If he "forgot", that only means that he did not read the record on appeal where his name was on the bottom of the verdict.

What did not help is unsworn testimony of appellate attorney during oral argument where the attorney conceded points on behalf of their clients that the judge in question was "fair through and through" according to attorney's personal knowledge, see also that same statement in the official court webcast, here.

That allowed the Court of Appeals to skip the obvious issue of judicial misconduct and state that "there was no evidence of partiality here".

As I said before, an appellate attorney has no right to testify in an appellate oral argument, no right to add her personal experiences to the record, and no right to concede her client's major points (presence of actual bias, which was very likely in this particular case) because of her personal views, experiences, interests in keeping in the good graces of a judge, a former colleague, before whom she is bound to appear in the future in cases of other clients.

The judge in question, who is, quite "coincidentally", the particular defense attorney's former law school classmate and colleague, owes the defense attorney - she acted contrary to her client's best interests and saved his ass, which could otherwise have been grilled by the Court of Appeals, the Commission of Judicial Conduct.

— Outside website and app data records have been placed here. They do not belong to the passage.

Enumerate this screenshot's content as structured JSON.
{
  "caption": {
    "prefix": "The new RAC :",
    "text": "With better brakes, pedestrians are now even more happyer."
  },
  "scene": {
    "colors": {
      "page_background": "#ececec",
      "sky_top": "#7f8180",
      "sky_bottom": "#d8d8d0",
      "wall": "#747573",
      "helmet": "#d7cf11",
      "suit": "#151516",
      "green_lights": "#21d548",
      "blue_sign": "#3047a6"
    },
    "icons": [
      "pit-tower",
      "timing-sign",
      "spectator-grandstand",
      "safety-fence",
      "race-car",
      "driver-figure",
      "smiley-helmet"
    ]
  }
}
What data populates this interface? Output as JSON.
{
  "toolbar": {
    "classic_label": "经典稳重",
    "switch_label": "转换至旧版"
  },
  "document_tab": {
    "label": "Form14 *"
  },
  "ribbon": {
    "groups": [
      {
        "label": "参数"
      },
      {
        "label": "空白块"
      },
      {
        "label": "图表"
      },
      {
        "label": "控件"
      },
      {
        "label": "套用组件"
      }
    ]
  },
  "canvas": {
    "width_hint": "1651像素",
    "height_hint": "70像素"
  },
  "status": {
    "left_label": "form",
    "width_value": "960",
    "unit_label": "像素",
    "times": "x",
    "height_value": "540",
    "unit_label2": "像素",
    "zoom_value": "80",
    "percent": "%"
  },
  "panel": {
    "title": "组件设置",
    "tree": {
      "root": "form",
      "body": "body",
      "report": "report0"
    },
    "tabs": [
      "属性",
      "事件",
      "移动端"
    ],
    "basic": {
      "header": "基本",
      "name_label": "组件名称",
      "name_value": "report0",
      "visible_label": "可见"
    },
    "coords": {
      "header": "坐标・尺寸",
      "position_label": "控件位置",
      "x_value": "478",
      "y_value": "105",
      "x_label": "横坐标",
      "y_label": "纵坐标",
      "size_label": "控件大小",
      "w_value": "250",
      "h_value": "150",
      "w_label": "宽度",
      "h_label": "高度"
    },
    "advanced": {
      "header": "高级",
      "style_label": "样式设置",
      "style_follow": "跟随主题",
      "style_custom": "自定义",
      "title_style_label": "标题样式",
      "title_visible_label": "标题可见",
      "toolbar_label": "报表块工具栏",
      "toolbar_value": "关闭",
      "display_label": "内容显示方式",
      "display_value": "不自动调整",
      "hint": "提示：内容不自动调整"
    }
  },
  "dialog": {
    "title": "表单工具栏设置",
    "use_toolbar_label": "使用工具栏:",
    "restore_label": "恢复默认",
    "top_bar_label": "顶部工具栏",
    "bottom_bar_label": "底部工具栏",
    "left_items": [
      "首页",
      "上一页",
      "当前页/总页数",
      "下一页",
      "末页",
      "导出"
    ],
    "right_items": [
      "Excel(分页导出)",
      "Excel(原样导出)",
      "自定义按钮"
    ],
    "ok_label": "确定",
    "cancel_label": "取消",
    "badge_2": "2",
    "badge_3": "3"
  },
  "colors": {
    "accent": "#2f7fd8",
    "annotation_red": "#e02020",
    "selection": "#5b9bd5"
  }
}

This case is still a unique case.

For the first time the New York State Court of Appeals recognized - not in so many words though - that a judge HAD to recuse from a case on constitutional grounds.

Of course, there was no need to go into constitutional grounds here, it was a matter of common sense.

Does any person in their right mind order audit of a company by the same company?

Of an accountant by the same accountant?

Why, then, judges are "masters" of their own recusal?

Why do they get to decide whether they SHALL stay or go?  Why it is their whim - choice - "discretion" to decide?

Especially when, as the same New York State Court of Appeals suddenly acknowledged in People v Novak, 

What constitutes a "basic requirement of due process" is at the same time a DISCRETION (whim, choice) of the presiding judge who are challenged for actual bias or appearance of bias - or for misconduct - in a motion to recuse?

What kind of mangled mind should a person, much less a jurist, possess to arrive at that decision - and that's how New York courts ROUTINELY decide such issues.

Even in this case, the obvious issue of ACTUAL bias, of the judge SEEKING OUT the case which he decided on appeal and knowingly doing an audit of his own decision was simply skipped by the court, through a claim that "there is no evidence of partiality here" because of the appellate counsel's concession of that point.

Of course, the taste of the pudding in the eating.

We have a lot of beautiful precedents on the issue of judicial disqualification on due process grounds - all of which are usually rejected by courts, often with sanctions (as it was in my case when I quoted the same case, In Re Muchison, which the Court of Appeals cited to in People v Novak).

This one, most likely, will be no different.  It is a victory in one case, a victory on paper, legally a precedent, but I doubt that the judiciary will be any harder on itself than before, when the judiciary, while giving itself the gift of immunity for malicious and corrupt acts on the bench, also deemed itself a master of its own recusal, and where judges routinely allow themselves to "search their own consciences" in order to decide whether they are biased or corrupt or not.

Imagine if you get to decide - as a matter of law - if you are biased or corrupt.

What a joke.

I urge my readers to send me examples of citations to and enforcement of this case, People v Novak, and of constitutional principles of recusal it announced.

I will publish your examples and comment on them.

Stay tuned.

No comments:

Post a Comment